The Maine Jung Center is a supportive community devoted to personal growth and the pursuit of a meaningful life through study of the work of C. G. Jung.

When many of us attended our first programs here, we can remember being a bit confused or intimidated by some of the “jargon”. These days, we do our best to use plain language, and foster a community where all are comfortable asking questions . . . but since there is still some unique terminology, we hope these paragraphs may put you more at ease.

Jung’s work alone fills 18 volumes and many others have clarified and expanded on his theories. As a whole this represents a large and rich body of work that can at first seem overwhelming, not unlike being lost in an enchanted forest. However, there is comfort in knowing that you’re not alone as you make your way.

A familiarity with a few of Jung’s fundamental concepts at the outset can make a Maine Jung Center membership more rewarding. One concept that sets Jung’s psychology apart from that of other theorists is the concept of the collective unconscious. According to Jung the collective unconscious is a deep structure of the unconscious mind that contains archetypes and is shared by all human beings.

Archetypes can be thought of as unconscious dispositions, a form that is activated and filled in by experience. For example the Mother archetype that we all share in our psyches is differentiated by our experience of our own mothers.

Another important concept is individuation. Individuation is a lifelong process of becoming whole, fully integrated, and your true self. This process is guided by an organizing archetype: the Self. The Self guides us toward experiences that activate our own unique combination and expression of the archetypes that are available to all of us in the collective unconscious.

Since these psychic structures are unconscious and involve complexity that is beyond a literal explanation or understanding we can know and relate to them only through symbols. To Jung, symbols transcend the opposites of our experienced world and join together our inner and outer experience.

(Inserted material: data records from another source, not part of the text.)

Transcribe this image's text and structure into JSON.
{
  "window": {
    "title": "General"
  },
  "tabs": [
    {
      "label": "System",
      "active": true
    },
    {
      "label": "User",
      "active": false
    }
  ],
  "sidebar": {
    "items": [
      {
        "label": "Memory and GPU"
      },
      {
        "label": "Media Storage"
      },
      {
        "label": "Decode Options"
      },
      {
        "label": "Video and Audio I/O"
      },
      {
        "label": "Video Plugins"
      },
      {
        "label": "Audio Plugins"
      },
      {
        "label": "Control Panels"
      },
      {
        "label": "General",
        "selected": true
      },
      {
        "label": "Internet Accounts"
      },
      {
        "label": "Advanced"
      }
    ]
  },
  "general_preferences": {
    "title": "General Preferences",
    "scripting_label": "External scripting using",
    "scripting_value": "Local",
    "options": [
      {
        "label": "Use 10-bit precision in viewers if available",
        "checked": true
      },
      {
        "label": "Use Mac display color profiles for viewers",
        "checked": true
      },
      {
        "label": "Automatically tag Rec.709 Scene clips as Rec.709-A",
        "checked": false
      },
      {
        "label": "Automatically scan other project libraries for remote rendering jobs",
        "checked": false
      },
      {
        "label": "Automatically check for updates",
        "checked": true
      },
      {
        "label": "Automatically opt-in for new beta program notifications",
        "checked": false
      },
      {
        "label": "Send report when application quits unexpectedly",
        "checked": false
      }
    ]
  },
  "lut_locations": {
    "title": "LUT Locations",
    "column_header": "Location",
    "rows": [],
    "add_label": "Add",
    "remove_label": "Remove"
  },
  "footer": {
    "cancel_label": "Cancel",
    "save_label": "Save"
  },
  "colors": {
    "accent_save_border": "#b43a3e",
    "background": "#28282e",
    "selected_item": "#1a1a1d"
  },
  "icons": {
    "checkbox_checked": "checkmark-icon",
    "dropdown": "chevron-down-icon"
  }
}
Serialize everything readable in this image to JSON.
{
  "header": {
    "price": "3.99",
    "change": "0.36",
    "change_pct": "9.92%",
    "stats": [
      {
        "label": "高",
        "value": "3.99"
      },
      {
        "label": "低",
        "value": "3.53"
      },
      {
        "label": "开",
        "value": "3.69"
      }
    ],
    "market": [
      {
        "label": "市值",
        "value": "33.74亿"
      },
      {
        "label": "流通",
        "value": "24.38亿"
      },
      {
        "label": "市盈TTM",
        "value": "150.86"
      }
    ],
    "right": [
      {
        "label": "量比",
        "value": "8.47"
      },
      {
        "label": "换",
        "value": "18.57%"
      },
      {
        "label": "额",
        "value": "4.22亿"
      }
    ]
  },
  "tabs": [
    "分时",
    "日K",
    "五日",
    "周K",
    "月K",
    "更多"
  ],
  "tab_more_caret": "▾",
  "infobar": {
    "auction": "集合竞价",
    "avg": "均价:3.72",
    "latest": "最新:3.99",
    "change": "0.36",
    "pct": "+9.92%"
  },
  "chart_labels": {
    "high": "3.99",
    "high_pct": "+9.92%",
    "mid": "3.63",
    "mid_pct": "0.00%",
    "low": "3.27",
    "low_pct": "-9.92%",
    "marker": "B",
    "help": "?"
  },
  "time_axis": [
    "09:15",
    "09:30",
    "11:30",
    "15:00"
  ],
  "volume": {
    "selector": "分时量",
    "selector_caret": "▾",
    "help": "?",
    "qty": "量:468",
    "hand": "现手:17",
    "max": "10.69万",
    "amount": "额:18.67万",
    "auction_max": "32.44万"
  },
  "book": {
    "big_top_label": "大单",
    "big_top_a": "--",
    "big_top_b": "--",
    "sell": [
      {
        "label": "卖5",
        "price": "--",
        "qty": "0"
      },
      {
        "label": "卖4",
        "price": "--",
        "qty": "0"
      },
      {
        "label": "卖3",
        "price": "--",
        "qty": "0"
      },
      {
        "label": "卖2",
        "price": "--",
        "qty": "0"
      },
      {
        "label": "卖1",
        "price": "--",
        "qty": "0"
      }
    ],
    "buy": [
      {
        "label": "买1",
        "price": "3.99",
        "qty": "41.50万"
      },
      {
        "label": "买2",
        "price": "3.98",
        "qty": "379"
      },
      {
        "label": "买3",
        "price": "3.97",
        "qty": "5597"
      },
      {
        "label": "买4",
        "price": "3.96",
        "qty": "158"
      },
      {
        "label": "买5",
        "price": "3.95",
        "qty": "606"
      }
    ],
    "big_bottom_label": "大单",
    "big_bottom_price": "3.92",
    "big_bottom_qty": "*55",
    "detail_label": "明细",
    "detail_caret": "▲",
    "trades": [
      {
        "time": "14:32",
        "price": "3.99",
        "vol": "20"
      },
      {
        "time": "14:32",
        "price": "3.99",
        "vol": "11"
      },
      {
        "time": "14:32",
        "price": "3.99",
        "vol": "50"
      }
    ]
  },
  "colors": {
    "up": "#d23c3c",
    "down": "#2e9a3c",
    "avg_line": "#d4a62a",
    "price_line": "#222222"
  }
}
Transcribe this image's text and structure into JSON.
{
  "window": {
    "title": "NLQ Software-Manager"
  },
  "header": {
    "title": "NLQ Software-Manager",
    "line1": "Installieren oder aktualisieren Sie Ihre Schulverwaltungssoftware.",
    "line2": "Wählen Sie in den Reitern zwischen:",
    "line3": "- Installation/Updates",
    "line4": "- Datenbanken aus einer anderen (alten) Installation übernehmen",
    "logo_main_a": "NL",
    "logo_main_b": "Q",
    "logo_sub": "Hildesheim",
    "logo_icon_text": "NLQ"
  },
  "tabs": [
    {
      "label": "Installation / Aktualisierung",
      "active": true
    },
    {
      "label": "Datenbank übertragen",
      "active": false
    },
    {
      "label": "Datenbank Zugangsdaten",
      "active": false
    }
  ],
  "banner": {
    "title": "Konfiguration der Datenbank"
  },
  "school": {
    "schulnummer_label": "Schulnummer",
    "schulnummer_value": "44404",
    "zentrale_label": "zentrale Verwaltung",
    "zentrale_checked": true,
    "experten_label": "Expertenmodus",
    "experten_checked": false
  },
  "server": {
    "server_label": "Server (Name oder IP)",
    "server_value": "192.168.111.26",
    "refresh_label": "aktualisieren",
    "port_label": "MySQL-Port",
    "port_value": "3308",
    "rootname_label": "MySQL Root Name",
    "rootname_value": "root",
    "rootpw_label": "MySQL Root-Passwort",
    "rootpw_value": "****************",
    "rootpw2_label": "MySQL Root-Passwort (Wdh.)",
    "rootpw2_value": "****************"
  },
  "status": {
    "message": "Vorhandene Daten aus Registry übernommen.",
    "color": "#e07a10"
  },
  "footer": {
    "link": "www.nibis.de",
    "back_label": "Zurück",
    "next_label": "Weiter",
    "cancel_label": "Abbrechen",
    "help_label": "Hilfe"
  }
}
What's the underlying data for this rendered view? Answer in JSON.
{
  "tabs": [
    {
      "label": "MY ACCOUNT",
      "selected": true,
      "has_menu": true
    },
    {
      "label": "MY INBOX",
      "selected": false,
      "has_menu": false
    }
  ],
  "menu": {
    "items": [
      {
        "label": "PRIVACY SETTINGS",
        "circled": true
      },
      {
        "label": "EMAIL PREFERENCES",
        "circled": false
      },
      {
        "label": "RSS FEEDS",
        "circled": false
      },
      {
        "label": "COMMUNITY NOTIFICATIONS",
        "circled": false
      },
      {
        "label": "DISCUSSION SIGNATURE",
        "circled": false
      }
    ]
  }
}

At the Maine Jung Center we use Jungian concepts to enrich our process of individuation through the study of symbolic representations of our inner world as it is reflected in the world’s religions, sciences, fairy tales, mythology, music, and the written and visual arts.


Please see below for some helpful resources to get you started:

  • New Member Booklet – This short booklet will provide you with some helpful information about the history of our Center, our offerings, as well as some of the benefits of your membership.
  • New Member Orientation – Every year we host a New Member Orientation on the first Friday of September, where new members will be introduced to the Center and the benefits that come along with membership, shown an informative video, and provided plenty time for questions. This is designed to be an engaging and interactive event. All new members will receive an email invitation to this orientation. We hope you will join us!
  • Mission Statement – Here you can read our full mission statement, revised and amplified in 1996, 8 years after our founding in 1988. Our mission is long-lived and more important than ever. We hope you will find that it resonates with you as well.
  • About our Benefactress – The Center exists as we know it today thanks to the incredible generosity of Mildred Harris (in honor of whom we host a free annual lecture in the fall). Read more about her as well as a more detailed account of our founding story here.
  • Presenting at the Center – All members are welcome at any time to submit a proposal to present at the Center, whether it be a talk, a discussion group, a film screening, a course, or something else. Additionally, if you would like to recommend a presenter who may be a good fit at our Center, we are always happy to receive your suggestions!
  • Volunteer with the Center – Visit our Volunteer page to learn more about how our Center runs, and some of the ways you can get involved. As an almost entirely volunteer-run organization, we rely on the efforts and imagination of our members to keep our Center alive, vibrant, and relevant. As a program docent/host, you are also able to attend programs free of charge!
  • Resources – On our Resources page, you will find a number of helpful references to other Jungian organizations, societies, centers, institutes, associations, podcasts, and more!

Some videos of and about Jung:


And lastly, if you ever have any questions, concerns, or would like to deepen the conversation, please do reach out to us at info@mainejungcenter.org and we will be happy to talk more.

Joy Vaughan, Surfacing